  • Adding new files to be added to the version control (recursively adds files and folders)
    • svn add * --force

  • Merging changes from two sources to the current copy
    • svn merge --username user_in_authz_file --no-auth-cache -r revision_to_merge_to:revision_to_merge_from /path/to/changed/copy
    • svn merge --username user_in_authz_file --no-auth-cache  URL@revision_1 URL@revision_2 /working/copy/path

  • Deleting a file from the local copy or in the repository
    • svn delete svn://svn_srv/repository_name/file
    • svn delete path/to/file
  • Undo all local changes (does not work with removed directories)
    • svn revert --recursive
    • svn revert path/to/file
  • Commit your changes to the repository
    • svn commit

By no means is the above a complete list of options or things you can do with SVN. Read the documentation and try it out for yourself to see the power of this tool.Or, if all this looks too complicated, we could use a GUI for it. Some of the are listed below :-

So many versions, so much confusion

How many times have you worked on a project or document only to
accidentally delete a critical file, made a modification and wished you
had the original copy, or simply keep track of all the changes to your
project. The most common way is to create an exact copy before doing any changes. It works, but it takes up unnecessary space and unless you keep a good listing of your changes, you'll be scratching your head wondering where to begin.

Obviously there is a solution for this, otherwise it'd be pointless to
write this entry now wouldn't it:P The solution is pretty simple
actually. Install a version control software :D And yes it IS easy to
set up as it sounds. It's the using it that's slightly confusing, but
I'll address it in a later post. For those who don't know what version
control is, check out this Wikipedia article.

This HOW-TO is based on thw howto from this site. I DO NOT take credit for this work and I'd like to express my appreciation to all the people who made possible. I'll be using the client/server version for this guide. It is also possible to set one up to be accessible via web but I'm not going to touch it here. The HOW-TO for that is already available.

On Ubuntu (regardless of version), follow the following step-by-step to
get your version control software up and running :-
  1. Install the necessary software needed.

    • sudo apt-get install subversion subversion-tools xinetd

  2. Create a user and group that will be have read/write access to the repository directory.

    • sudo adduser --system --no-create-home --home /var/svn --group --disabled-login svn

  3. Create the directory where the repositories will reside (your projects/documents)

    • mkdir /opt/svn
    • chown -R svn:svn /opt/svn

  4. Lets make the software listen on its own connection port.

    1. vi /etc/xinetd.conf/svnserve

      • add the following to the above file

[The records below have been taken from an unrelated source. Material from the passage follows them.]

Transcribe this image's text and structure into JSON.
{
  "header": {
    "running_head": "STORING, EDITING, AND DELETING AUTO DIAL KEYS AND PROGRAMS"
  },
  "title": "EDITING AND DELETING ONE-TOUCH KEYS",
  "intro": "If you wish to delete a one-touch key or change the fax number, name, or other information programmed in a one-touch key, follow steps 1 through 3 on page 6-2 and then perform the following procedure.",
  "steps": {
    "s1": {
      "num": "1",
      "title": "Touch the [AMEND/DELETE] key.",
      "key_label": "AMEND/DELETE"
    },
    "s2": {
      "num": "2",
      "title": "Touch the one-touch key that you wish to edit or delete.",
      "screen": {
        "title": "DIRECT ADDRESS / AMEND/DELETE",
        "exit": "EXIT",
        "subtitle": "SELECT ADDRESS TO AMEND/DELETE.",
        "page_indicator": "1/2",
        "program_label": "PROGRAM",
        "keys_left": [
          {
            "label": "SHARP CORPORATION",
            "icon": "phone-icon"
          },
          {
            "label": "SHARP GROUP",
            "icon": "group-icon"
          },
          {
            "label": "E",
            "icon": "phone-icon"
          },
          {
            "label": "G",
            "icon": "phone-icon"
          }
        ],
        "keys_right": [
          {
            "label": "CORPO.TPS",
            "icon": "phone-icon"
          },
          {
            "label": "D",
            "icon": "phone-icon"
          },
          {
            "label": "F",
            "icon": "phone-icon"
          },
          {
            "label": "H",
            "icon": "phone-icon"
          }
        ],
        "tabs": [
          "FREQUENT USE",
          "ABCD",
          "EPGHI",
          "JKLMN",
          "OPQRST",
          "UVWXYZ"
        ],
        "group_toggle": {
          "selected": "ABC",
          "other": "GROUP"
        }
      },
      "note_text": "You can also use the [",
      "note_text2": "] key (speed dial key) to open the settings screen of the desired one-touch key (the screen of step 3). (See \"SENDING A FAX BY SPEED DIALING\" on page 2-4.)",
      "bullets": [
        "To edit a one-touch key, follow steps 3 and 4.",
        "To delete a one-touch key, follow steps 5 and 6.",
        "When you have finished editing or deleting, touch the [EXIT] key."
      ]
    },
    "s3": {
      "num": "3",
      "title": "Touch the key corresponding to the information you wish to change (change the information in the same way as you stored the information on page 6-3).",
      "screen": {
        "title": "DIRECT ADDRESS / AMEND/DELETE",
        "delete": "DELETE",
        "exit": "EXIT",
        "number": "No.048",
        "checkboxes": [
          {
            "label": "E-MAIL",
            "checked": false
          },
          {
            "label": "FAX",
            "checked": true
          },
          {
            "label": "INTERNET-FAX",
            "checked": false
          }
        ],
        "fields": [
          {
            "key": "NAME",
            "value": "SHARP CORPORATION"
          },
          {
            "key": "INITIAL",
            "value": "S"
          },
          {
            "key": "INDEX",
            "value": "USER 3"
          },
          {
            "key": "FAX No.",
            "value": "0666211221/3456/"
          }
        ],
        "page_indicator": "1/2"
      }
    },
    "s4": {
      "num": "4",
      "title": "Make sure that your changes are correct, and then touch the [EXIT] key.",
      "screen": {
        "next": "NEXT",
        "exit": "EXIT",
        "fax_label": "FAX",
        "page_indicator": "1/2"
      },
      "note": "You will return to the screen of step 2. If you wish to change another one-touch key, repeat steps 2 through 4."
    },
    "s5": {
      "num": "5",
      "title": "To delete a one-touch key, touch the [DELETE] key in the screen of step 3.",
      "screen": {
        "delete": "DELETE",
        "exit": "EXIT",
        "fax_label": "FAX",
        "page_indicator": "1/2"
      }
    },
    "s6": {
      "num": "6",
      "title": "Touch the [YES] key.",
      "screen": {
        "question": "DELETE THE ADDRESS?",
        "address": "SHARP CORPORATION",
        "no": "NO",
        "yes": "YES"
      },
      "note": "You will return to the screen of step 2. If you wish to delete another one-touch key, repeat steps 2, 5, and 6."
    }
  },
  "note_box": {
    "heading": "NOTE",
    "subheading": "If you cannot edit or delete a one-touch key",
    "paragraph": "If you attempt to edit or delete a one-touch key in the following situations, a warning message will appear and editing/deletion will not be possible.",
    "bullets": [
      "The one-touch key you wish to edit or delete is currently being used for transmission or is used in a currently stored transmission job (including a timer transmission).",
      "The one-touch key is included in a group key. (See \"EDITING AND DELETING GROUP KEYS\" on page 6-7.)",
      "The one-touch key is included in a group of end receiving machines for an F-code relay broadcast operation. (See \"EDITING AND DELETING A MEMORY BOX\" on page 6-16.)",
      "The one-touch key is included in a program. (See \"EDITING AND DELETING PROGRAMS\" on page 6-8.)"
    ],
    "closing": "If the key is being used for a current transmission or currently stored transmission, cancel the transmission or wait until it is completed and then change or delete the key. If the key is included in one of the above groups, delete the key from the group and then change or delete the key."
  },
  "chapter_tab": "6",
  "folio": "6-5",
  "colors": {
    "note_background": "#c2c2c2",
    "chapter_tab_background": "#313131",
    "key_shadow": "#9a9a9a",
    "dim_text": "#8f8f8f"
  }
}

      • service svn
        port = 3690
        socket_type = stream
        protocol = tcp
        wait = no
        user = svn
        server = /usr/bin/svnserve
        server_args = -i -r /var/svn
      • quit and save the contents. This makes our svn server listen to TCP connections on port 3690.

    2. vi /etc/services

      • Check if there is an entry similar to "svn 3690/tcp subversion # Subversion protocol". If you changed the port to something else, make the changes appropriately.
      • If it doesn't exist, add it in, otherwise just quit.
      • Note : If the above entry doesn't exist in /etc/services, the svn will not start.

    3. /etc/init.d/xinetd restart

    4. Check if our svn server is now listening on our
      designated port.

      • netstat -tuanp | grep 3690

And that's all there is to it. Now you have your very own version
control software ready to use. My next post will cover creating and
managing your repository.

I'm also thinking on how to make this also useful for incremental backups. Until then, stay sharp and lets support Open/Free software :D.

Rise of the Star

Gosh. It's been more than a YEAR since I last blogged. Damn where DOES the time go. Been caught up in some projects and getting distracted here and there ;) Well lets see how long I can keep this blogging thing again before I get lazy :P

P/S : I will also try to answer any questions or comments posted from now on. I apologize for the comments which have not been answered earlier.